* _About this exercise_
Only the number is wanted: count the lines in the data with "date" in them.

Component data from apps and pages:
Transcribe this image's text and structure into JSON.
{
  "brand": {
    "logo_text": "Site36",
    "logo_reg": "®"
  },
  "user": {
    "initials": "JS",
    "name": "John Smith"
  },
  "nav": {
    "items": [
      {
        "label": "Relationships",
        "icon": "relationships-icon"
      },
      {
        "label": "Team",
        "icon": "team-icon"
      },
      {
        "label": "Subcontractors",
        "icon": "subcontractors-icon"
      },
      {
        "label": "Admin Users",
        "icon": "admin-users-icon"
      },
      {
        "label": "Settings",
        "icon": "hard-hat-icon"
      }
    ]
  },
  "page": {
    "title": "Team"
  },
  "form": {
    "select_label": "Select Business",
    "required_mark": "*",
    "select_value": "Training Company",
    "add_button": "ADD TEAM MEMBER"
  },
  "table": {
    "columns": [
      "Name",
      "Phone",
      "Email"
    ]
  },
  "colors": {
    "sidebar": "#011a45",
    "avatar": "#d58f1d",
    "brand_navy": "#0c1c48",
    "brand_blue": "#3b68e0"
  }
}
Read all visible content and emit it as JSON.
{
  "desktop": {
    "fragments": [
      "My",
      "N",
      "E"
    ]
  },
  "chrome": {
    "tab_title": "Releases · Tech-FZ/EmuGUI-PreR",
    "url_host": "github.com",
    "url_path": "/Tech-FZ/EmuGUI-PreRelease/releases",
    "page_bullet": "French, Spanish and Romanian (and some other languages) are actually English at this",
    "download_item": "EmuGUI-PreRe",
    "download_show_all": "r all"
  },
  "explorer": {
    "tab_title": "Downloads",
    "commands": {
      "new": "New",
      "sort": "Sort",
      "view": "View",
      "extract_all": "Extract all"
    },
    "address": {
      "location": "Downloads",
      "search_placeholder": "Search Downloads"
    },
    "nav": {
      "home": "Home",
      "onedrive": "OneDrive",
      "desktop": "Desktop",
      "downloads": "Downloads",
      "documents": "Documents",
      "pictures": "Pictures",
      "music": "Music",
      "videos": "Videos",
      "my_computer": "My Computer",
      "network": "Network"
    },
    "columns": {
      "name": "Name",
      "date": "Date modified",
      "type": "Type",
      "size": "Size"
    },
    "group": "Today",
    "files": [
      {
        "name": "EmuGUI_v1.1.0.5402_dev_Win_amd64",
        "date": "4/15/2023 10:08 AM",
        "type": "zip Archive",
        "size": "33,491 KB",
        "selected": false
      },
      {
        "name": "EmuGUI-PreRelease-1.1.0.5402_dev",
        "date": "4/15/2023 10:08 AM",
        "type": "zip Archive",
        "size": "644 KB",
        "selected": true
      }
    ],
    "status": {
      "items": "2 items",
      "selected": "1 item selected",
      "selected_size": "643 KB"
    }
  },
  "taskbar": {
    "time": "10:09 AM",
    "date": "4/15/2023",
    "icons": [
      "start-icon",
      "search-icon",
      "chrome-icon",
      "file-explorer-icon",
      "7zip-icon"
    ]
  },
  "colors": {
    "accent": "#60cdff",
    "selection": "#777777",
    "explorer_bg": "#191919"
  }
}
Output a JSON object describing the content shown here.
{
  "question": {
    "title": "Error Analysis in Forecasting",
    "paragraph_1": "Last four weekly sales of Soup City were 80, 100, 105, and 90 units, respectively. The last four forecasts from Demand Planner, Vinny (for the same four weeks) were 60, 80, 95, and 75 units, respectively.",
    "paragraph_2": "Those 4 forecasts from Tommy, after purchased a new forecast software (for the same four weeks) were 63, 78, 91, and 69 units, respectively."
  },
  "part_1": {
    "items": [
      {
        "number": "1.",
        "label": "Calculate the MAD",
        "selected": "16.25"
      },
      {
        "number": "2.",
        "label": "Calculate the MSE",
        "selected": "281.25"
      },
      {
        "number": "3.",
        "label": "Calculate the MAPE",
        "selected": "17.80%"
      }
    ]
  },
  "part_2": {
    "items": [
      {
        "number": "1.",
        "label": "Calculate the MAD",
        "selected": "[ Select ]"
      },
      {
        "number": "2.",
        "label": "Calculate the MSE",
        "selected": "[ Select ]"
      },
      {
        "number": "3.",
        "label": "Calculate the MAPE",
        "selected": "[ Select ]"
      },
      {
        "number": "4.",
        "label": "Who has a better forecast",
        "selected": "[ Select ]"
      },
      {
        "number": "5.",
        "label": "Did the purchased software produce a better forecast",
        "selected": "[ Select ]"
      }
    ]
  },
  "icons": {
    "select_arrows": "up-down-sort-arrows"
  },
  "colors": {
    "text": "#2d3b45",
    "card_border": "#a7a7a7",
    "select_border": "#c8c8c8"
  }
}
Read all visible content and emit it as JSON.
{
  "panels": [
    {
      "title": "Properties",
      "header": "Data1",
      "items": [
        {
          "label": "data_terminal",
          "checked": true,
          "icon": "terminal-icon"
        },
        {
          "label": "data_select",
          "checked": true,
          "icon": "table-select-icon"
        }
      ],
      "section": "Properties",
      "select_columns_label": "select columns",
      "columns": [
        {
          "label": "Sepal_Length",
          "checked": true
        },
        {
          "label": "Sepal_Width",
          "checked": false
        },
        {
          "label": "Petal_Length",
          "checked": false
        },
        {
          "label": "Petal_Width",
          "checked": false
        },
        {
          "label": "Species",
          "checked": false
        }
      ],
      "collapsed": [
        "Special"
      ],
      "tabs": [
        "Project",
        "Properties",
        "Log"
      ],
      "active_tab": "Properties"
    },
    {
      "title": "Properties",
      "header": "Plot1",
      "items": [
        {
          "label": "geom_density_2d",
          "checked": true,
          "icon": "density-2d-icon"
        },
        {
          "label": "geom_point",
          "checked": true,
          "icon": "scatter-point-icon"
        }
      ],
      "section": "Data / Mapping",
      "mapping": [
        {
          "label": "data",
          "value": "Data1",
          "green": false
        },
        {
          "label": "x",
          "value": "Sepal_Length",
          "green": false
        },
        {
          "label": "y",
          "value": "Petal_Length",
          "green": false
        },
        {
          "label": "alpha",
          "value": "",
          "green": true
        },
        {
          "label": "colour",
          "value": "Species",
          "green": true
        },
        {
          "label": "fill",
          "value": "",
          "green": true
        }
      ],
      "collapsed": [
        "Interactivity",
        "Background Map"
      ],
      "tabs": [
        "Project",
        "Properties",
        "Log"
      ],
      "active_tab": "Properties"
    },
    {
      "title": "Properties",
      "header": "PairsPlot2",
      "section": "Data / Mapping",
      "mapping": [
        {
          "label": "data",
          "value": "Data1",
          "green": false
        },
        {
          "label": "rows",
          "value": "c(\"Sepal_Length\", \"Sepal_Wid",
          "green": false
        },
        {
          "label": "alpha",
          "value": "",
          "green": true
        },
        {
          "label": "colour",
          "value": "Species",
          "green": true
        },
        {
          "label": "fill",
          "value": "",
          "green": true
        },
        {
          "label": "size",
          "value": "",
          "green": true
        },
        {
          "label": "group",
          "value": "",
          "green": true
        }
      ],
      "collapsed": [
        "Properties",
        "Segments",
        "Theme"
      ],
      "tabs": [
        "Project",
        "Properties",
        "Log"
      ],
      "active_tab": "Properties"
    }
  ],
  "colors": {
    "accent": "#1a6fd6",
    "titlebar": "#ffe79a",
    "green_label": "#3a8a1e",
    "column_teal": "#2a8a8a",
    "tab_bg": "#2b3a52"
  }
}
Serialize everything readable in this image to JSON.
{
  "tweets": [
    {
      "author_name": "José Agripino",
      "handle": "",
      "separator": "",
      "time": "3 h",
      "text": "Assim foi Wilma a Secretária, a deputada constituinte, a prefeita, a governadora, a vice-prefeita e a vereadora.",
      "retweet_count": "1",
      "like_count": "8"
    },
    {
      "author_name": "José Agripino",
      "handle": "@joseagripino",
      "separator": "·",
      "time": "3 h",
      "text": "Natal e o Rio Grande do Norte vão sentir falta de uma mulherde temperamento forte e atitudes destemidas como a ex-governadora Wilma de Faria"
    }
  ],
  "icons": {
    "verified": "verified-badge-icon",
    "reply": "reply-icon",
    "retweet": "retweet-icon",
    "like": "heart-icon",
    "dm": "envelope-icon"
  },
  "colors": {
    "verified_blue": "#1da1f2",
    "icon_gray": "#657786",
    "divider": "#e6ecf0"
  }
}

* _Written response_
4